Watching the Senate hearingson Goldman Sachs is both educational and entertaining.
I call it a "rumble" for rich white guys.
Some of the Senators don't fully understand Goldman Sachs' business, and some of the executives have trouble answering clear, direct questions.
Was it legally wrong for Goldman Sachs not to disclose everything it knew about Abacus to buyers? Was it, at the very least, unethical? Or should ACA and others have done more due diligence and assumed everyone involved was hedging their bets with short positions?
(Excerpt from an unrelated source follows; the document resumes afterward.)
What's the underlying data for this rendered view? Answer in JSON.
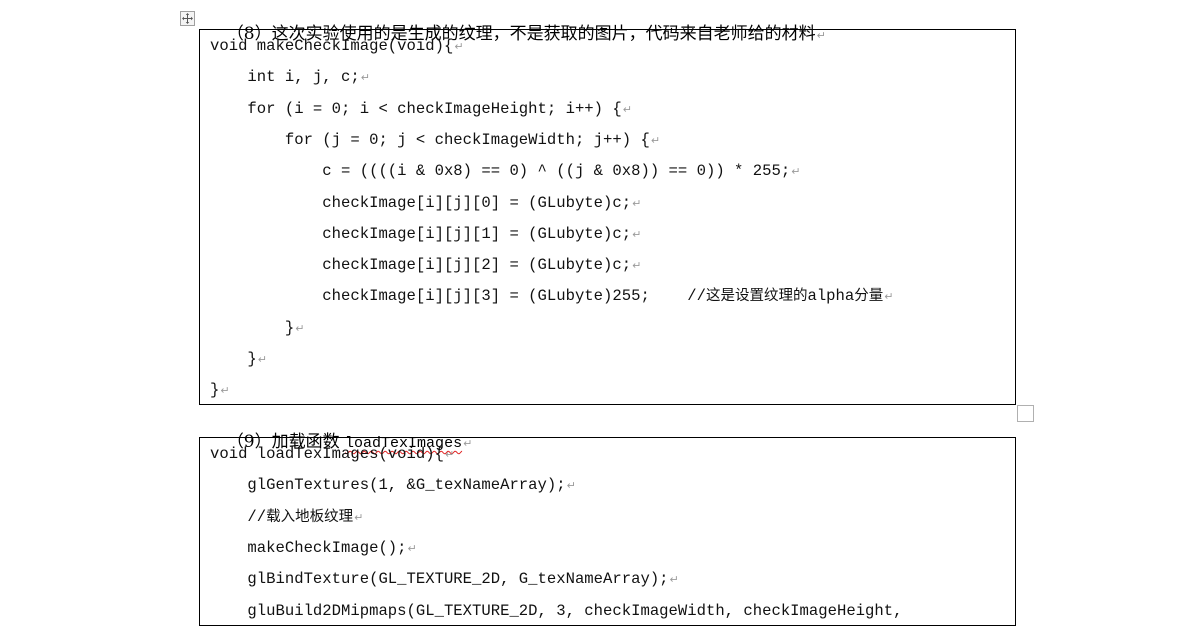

Should ACA have hedged as well?
Someone suggested to me on Twitterthat we might better understand what happened by replacing the word "Abacus" with the old Ford Pinto, the car made infamous for blowing up when rear ended.
Imagine this testimony instead:
Senator: Did you know the Pinto was a sh--ty car?
GS: I'm not sure what you mean.
Senator: When you sold this sh--ty car to ACA, did you have a duty to tell them it was sh--ty?
GS: ACA is a major car dealership and had access to the Pinto's history.
Senator: So they wanted to buy a Pinto?
Senator: And you sold them one.
GS: Yes. But we bought some Pintos, too.